Pre-1999, Damien Rice fronted the band as Juniper, but this most recent release makes it six since they parted company over creative differences. The threesome’s 2009 album, Blue Lights On The Runway, achieved pole position in the Irish charts, prompting lazy comparisons that slotted the band between Talking Heads and Coldplay. But David Byrne‘s lyrical wit, political opinion and tenacity is hard to trace on this album, and Coldplay might have a thing or two to argue about creating memorable anthems.
Bloodless Coup’s first touch is enchanting. Hey Anna Lena’s nursery rhyme piano is set over a glitchy Radioheadish rhythm, juxtaposed with Paul Noonan’s voice at its most endearing. Built To Last is counted among these sparse highlights, with a beat forged from a deep buzz and soft static. The preaching and heavy production are also hemmed back here, to reveal straightforward tell-it-like-it-is lines evocative of Bob Dylan, which much of the album is left crying out for.
Velcro might’ve been the nominated single, but it doesn’t match on originality. Its Counting Crows, American soft rock structure with a sole electric guitar makes it MOR palatable but instantly forgettable. And “I’ll be your tongue, you’ll be my groove, I’ll be your positive, you’ll be my negative” begins a disturbing trend for cringeworthy rhyming couplets – “Haloumi” and “knew me” dare to dance line-to-line later in the record.
Nightwatchmen’s whispered Foo Fighters Everlong-style chords are thoughtfully understated, but the track struggles to shake an underlying cheesiness – as do many others – because the attempts to glean meaning feel so forced.
Hints of promise across the album are doomed for the bulldozer, by some incessant need for production that will probably give Bell X1 more mainstream appeal. Would-be film soundtrack out-take Sugar High’s simple keyboard loop and fuzzy background have simplistic beauty, but an ’80s Tron-like synth and computerised backing vocals over-complicate and curl the toes uncomfortably. Even Safer Than Love’s delicate piano melody is undermined by Auto-Tune.
Beyond the pursuit of swelling the fanbase, it’s hard to see what kind of album Bell X1 were really trying to make with Bloodless Coup; a sing-along soft rock crowd-expander, or an ode to simplicity and storytelling?
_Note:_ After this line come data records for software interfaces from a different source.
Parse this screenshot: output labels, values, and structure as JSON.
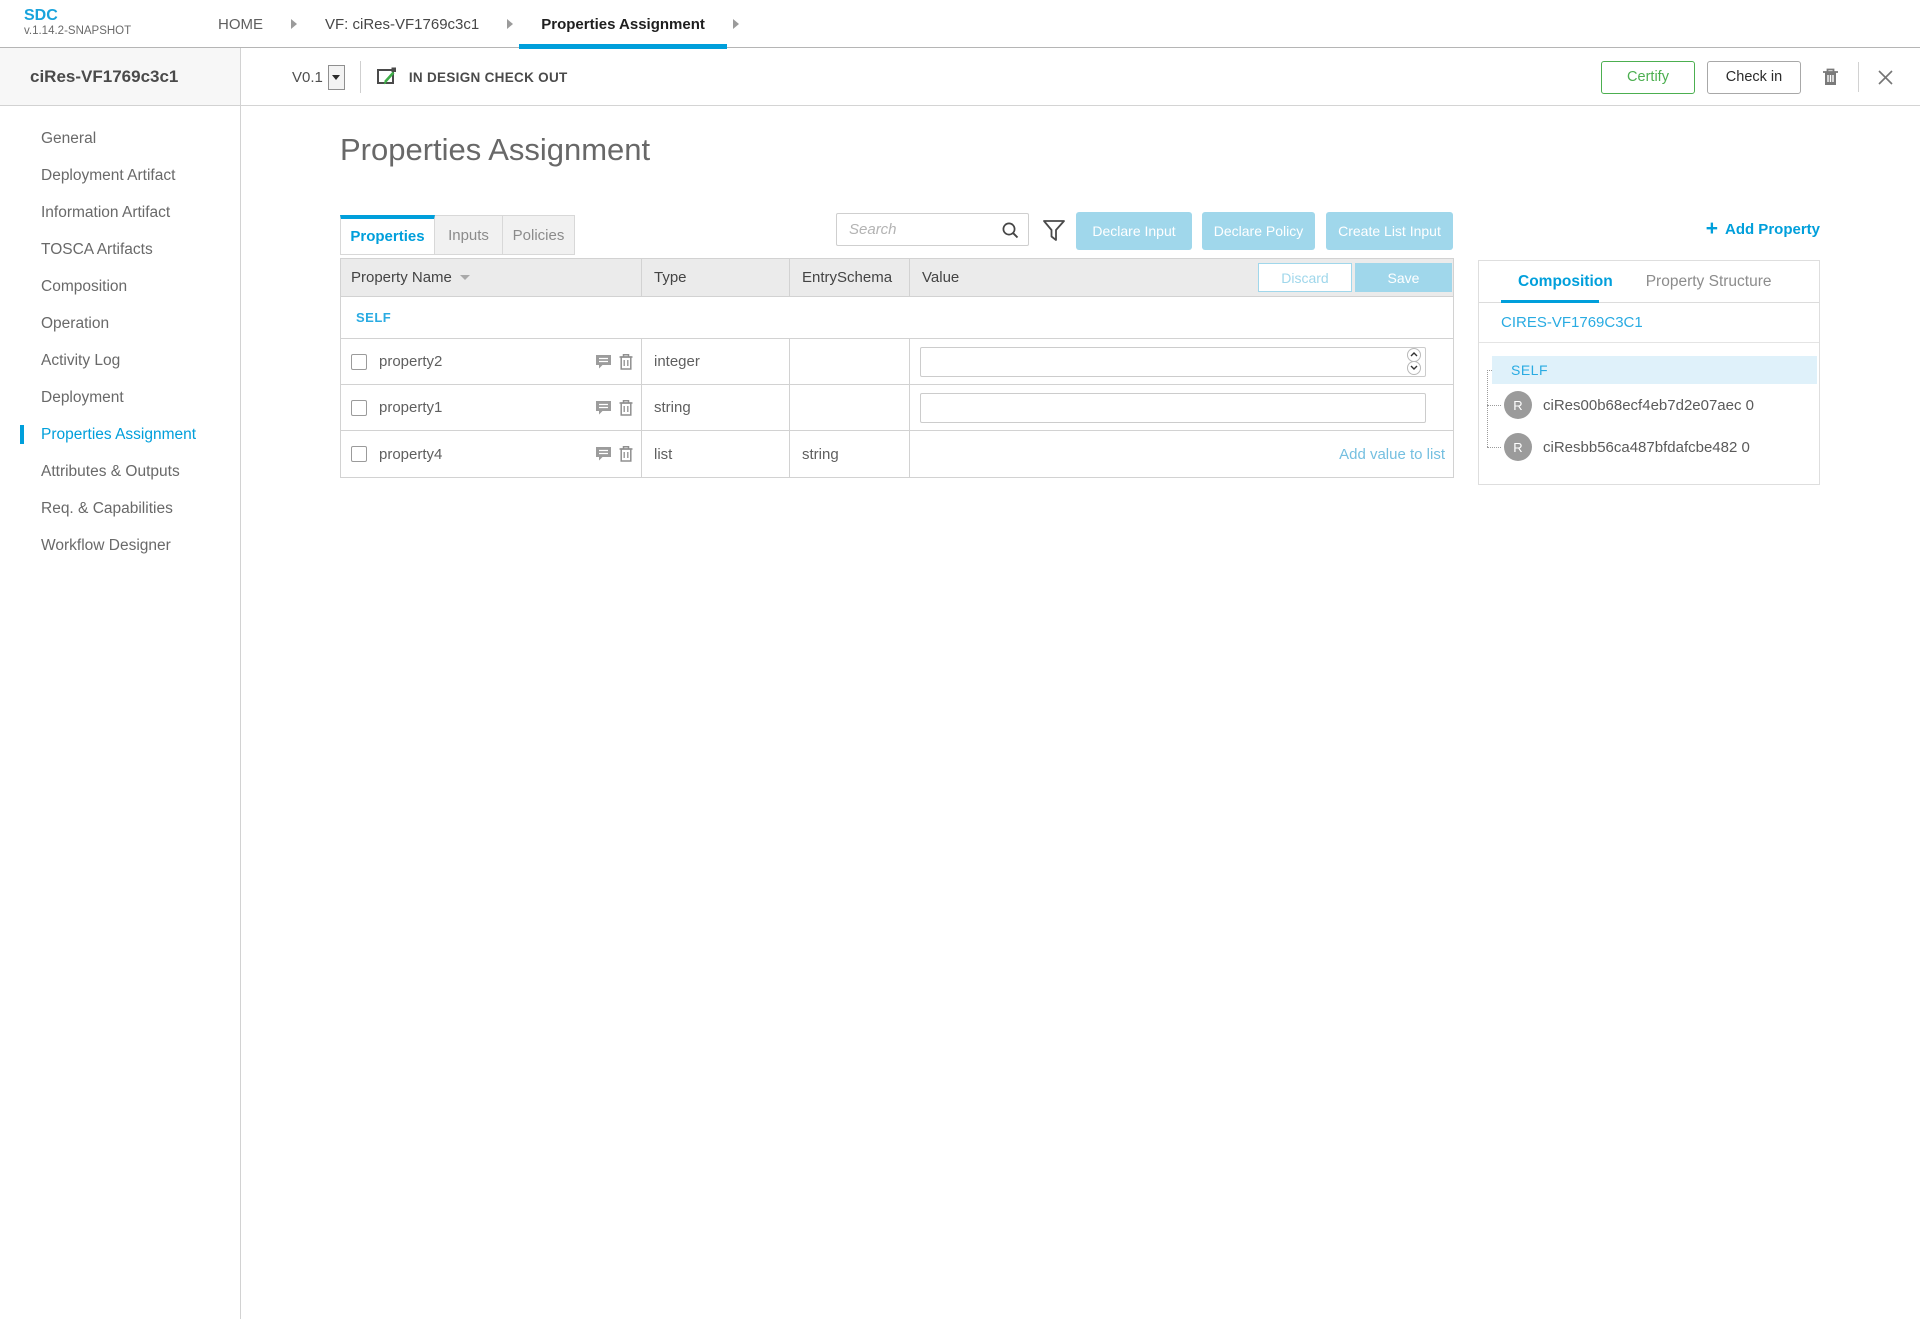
{
  "app": {
    "name": "SDC",
    "version": "v.1.14.2-SNAPSHOT"
  },
  "breadcrumbs": [
    {
      "label": "HOME"
    },
    {
      "label": "VF: ciRes-VF1769c3c1"
    },
    {
      "label": "Properties Assignment",
      "active": true
    }
  ],
  "sidebar": {
    "title": "ciRes-VF1769c3c1",
    "items": [
      {
        "label": "General"
      },
      {
        "label": "Deployment Artifact"
      },
      {
        "label": "Information Artifact"
      },
      {
        "label": "TOSCA Artifacts"
      },
      {
        "label": "Composition"
      },
      {
        "label": "Operation"
      },
      {
        "label": "Activity Log"
      },
      {
        "label": "Deployment"
      },
      {
        "label": "Properties Assignment",
        "active": true
      },
      {
        "label": "Attributes & Outputs"
      },
      {
        "label": "Req. & Capabilities"
      },
      {
        "label": "Workflow Designer"
      }
    ]
  },
  "toolbar": {
    "version": "V0.1",
    "status": "IN DESIGN CHECK OUT",
    "certify_label": "Certify",
    "checkin_label": "Check in"
  },
  "main": {
    "title": "Properties Assignment",
    "tabs": [
      {
        "label": "Properties",
        "active": true
      },
      {
        "label": "Inputs"
      },
      {
        "label": "Policies"
      }
    ],
    "search_placeholder": "Search",
    "actions": [
      {
        "label": "Declare Input"
      },
      {
        "label": "Declare Policy"
      },
      {
        "label": "Create List Input"
      }
    ],
    "add_property": {
      "plus": "+",
      "label": "Add Property"
    },
    "table": {
      "columns": [
        "Property Name",
        "Type",
        "EntrySchema",
        "Value"
      ],
      "discard_label": "Discard",
      "save_label": "Save",
      "group_label": "SELF",
      "rows": [
        {
          "name": "property2",
          "type": "integer",
          "entry_schema": "",
          "value": "",
          "value_kind": "number"
        },
        {
          "name": "property1",
          "type": "string",
          "entry_schema": "",
          "value": "",
          "value_kind": "text"
        },
        {
          "name": "property4",
          "type": "list",
          "entry_schema": "string",
          "link": "Add value to list",
          "value_kind": "link"
        }
      ]
    }
  },
  "right_panel": {
    "tabs": [
      {
        "label": "Composition",
        "active": true
      },
      {
        "label": "Property Structure"
      }
    ],
    "root": "CIRES-VF1769C3C1",
    "tree": {
      "self_label": "SELF",
      "children": [
        {
          "initial": "R",
          "label": "ciRes00b68ecf4eb7d2e07aec 0"
        },
        {
          "initial": "R",
          "label": "ciResbb56ca487bfdafcbe482 0"
        }
      ]
    }
  },
  "icons": [
    "sdc-logo",
    "chevron-right-icon",
    "dropdown-caret-icon",
    "checkout-pencil-icon",
    "trash-icon",
    "close-icon",
    "search-icon",
    "filter-funnel-icon",
    "sort-caret-icon",
    "comment-icon",
    "stepper-up-icon",
    "stepper-down-icon",
    "plus-icon",
    "avatar-initial"
  ],
  "colors": {
    "accent_blue": "#009fdb",
    "light_blue_button": "#a0d7eb",
    "link_blue": "#29abe2",
    "light_link": "#74bfe0",
    "certify_green": "#4caf50",
    "tree_highlight": "#dff1fa",
    "avatar_gray": "#9b9b9b",
    "header_gray": "#ebebeb"
  }
}
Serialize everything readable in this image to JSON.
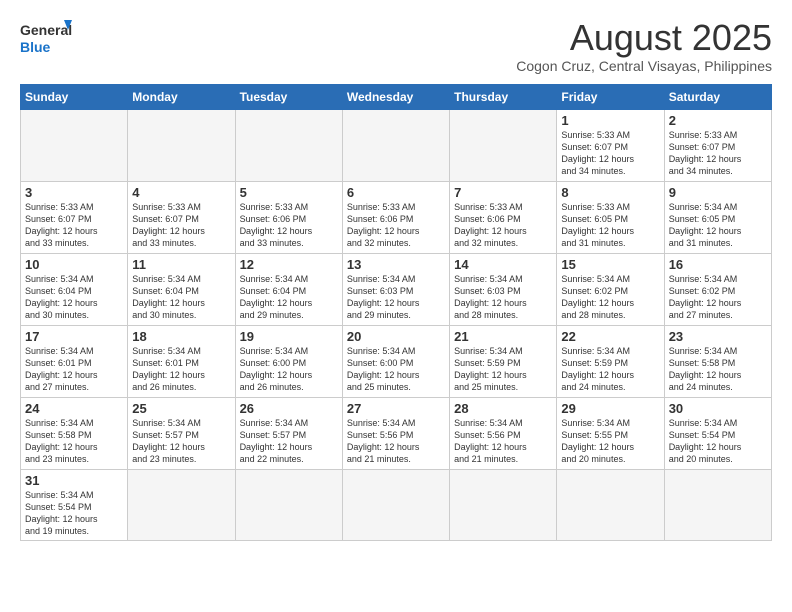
{
  "logo": {
    "text_general": "General",
    "text_blue": "Blue"
  },
  "header": {
    "month_title": "August 2025",
    "location": "Cogon Cruz, Central Visayas, Philippines"
  },
  "weekdays": [
    "Sunday",
    "Monday",
    "Tuesday",
    "Wednesday",
    "Thursday",
    "Friday",
    "Saturday"
  ],
  "weeks": [
    [
      {
        "num": "",
        "info": ""
      },
      {
        "num": "",
        "info": ""
      },
      {
        "num": "",
        "info": ""
      },
      {
        "num": "",
        "info": ""
      },
      {
        "num": "",
        "info": ""
      },
      {
        "num": "1",
        "info": "Sunrise: 5:33 AM\nSunset: 6:07 PM\nDaylight: 12 hours\nand 34 minutes."
      },
      {
        "num": "2",
        "info": "Sunrise: 5:33 AM\nSunset: 6:07 PM\nDaylight: 12 hours\nand 34 minutes."
      }
    ],
    [
      {
        "num": "3",
        "info": "Sunrise: 5:33 AM\nSunset: 6:07 PM\nDaylight: 12 hours\nand 33 minutes."
      },
      {
        "num": "4",
        "info": "Sunrise: 5:33 AM\nSunset: 6:07 PM\nDaylight: 12 hours\nand 33 minutes."
      },
      {
        "num": "5",
        "info": "Sunrise: 5:33 AM\nSunset: 6:06 PM\nDaylight: 12 hours\nand 33 minutes."
      },
      {
        "num": "6",
        "info": "Sunrise: 5:33 AM\nSunset: 6:06 PM\nDaylight: 12 hours\nand 32 minutes."
      },
      {
        "num": "7",
        "info": "Sunrise: 5:33 AM\nSunset: 6:06 PM\nDaylight: 12 hours\nand 32 minutes."
      },
      {
        "num": "8",
        "info": "Sunrise: 5:33 AM\nSunset: 6:05 PM\nDaylight: 12 hours\nand 31 minutes."
      },
      {
        "num": "9",
        "info": "Sunrise: 5:34 AM\nSunset: 6:05 PM\nDaylight: 12 hours\nand 31 minutes."
      }
    ],
    [
      {
        "num": "10",
        "info": "Sunrise: 5:34 AM\nSunset: 6:04 PM\nDaylight: 12 hours\nand 30 minutes."
      },
      {
        "num": "11",
        "info": "Sunrise: 5:34 AM\nSunset: 6:04 PM\nDaylight: 12 hours\nand 30 minutes."
      },
      {
        "num": "12",
        "info": "Sunrise: 5:34 AM\nSunset: 6:04 PM\nDaylight: 12 hours\nand 29 minutes."
      },
      {
        "num": "13",
        "info": "Sunrise: 5:34 AM\nSunset: 6:03 PM\nDaylight: 12 hours\nand 29 minutes."
      },
      {
        "num": "14",
        "info": "Sunrise: 5:34 AM\nSunset: 6:03 PM\nDaylight: 12 hours\nand 28 minutes."
      },
      {
        "num": "15",
        "info": "Sunrise: 5:34 AM\nSunset: 6:02 PM\nDaylight: 12 hours\nand 28 minutes."
      },
      {
        "num": "16",
        "info": "Sunrise: 5:34 AM\nSunset: 6:02 PM\nDaylight: 12 hours\nand 27 minutes."
      }
    ],
    [
      {
        "num": "17",
        "info": "Sunrise: 5:34 AM\nSunset: 6:01 PM\nDaylight: 12 hours\nand 27 minutes."
      },
      {
        "num": "18",
        "info": "Sunrise: 5:34 AM\nSunset: 6:01 PM\nDaylight: 12 hours\nand 26 minutes."
      },
      {
        "num": "19",
        "info": "Sunrise: 5:34 AM\nSunset: 6:00 PM\nDaylight: 12 hours\nand 26 minutes."
      },
      {
        "num": "20",
        "info": "Sunrise: 5:34 AM\nSunset: 6:00 PM\nDaylight: 12 hours\nand 25 minutes."
      },
      {
        "num": "21",
        "info": "Sunrise: 5:34 AM\nSunset: 5:59 PM\nDaylight: 12 hours\nand 25 minutes."
      },
      {
        "num": "22",
        "info": "Sunrise: 5:34 AM\nSunset: 5:59 PM\nDaylight: 12 hours\nand 24 minutes."
      },
      {
        "num": "23",
        "info": "Sunrise: 5:34 AM\nSunset: 5:58 PM\nDaylight: 12 hours\nand 24 minutes."
      }
    ],
    [
      {
        "num": "24",
        "info": "Sunrise: 5:34 AM\nSunset: 5:58 PM\nDaylight: 12 hours\nand 23 minutes."
      },
      {
        "num": "25",
        "info": "Sunrise: 5:34 AM\nSunset: 5:57 PM\nDaylight: 12 hours\nand 23 minutes."
      },
      {
        "num": "26",
        "info": "Sunrise: 5:34 AM\nSunset: 5:57 PM\nDaylight: 12 hours\nand 22 minutes."
      },
      {
        "num": "27",
        "info": "Sunrise: 5:34 AM\nSunset: 5:56 PM\nDaylight: 12 hours\nand 21 minutes."
      },
      {
        "num": "28",
        "info": "Sunrise: 5:34 AM\nSunset: 5:56 PM\nDaylight: 12 hours\nand 21 minutes."
      },
      {
        "num": "29",
        "info": "Sunrise: 5:34 AM\nSunset: 5:55 PM\nDaylight: 12 hours\nand 20 minutes."
      },
      {
        "num": "30",
        "info": "Sunrise: 5:34 AM\nSunset: 5:54 PM\nDaylight: 12 hours\nand 20 minutes."
      }
    ],
    [
      {
        "num": "31",
        "info": "Sunrise: 5:34 AM\nSunset: 5:54 PM\nDaylight: 12 hours\nand 19 minutes."
      },
      {
        "num": "",
        "info": ""
      },
      {
        "num": "",
        "info": ""
      },
      {
        "num": "",
        "info": ""
      },
      {
        "num": "",
        "info": ""
      },
      {
        "num": "",
        "info": ""
      },
      {
        "num": "",
        "info": ""
      }
    ]
  ]
}
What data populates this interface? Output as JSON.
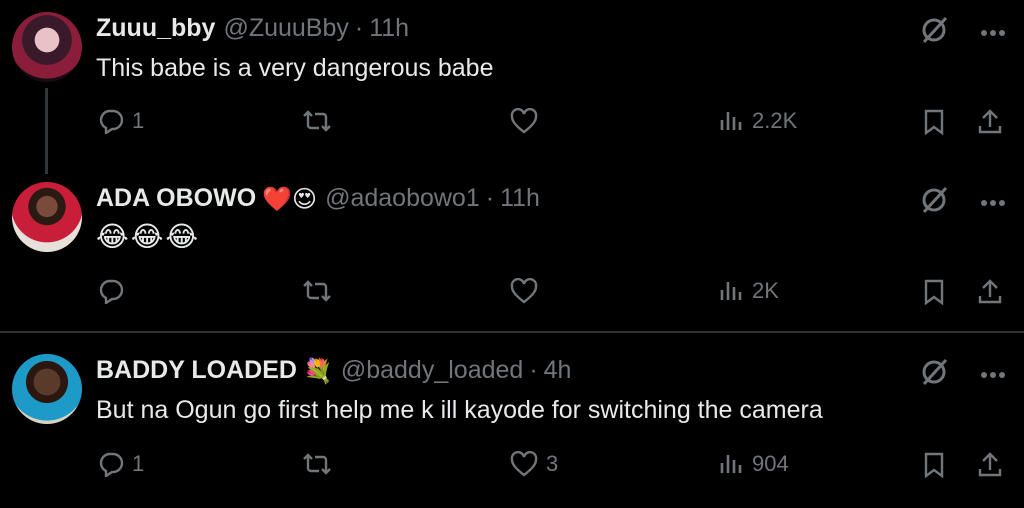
{
  "tweets": [
    {
      "name": "Zuuu_bby",
      "name_emoji": "",
      "handle": "@ZuuuBby",
      "separator": "·",
      "time": "11h",
      "text": "This babe is a very dangerous babe",
      "replies": "1",
      "retweets": "",
      "likes": "",
      "views": "2.2K"
    },
    {
      "name": "ADA OBOWO",
      "name_emoji": "❤️😍",
      "handle": "@adaobowo1",
      "separator": "·",
      "time": "11h",
      "text": "😂😂😂",
      "replies": "",
      "retweets": "",
      "likes": "",
      "views": "2K"
    },
    {
      "name": "BADDY LOADED",
      "name_emoji": "💐",
      "handle": "@baddy_loaded",
      "separator": "·",
      "time": "4h",
      "text": "But na Ogun go first help me k ill kayode for switching the camera",
      "replies": "1",
      "retweets": "",
      "likes": "3",
      "views": "904"
    }
  ],
  "icons": {
    "reply": "reply-icon",
    "retweet": "retweet-icon",
    "like": "like-icon",
    "views": "views-icon",
    "bookmark": "bookmark-icon",
    "share": "share-icon",
    "grok": "grok-icon",
    "more": "more-icon"
  },
  "colors": {
    "background": "#000000",
    "text": "#e7e9ea",
    "muted": "#71767b",
    "divider": "#2f3336"
  }
}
Fortunately for credibility’s sake, it’s the latter the trio are infinitely better at, but unfortunately, for this album, it’s these songs that are too few and far between.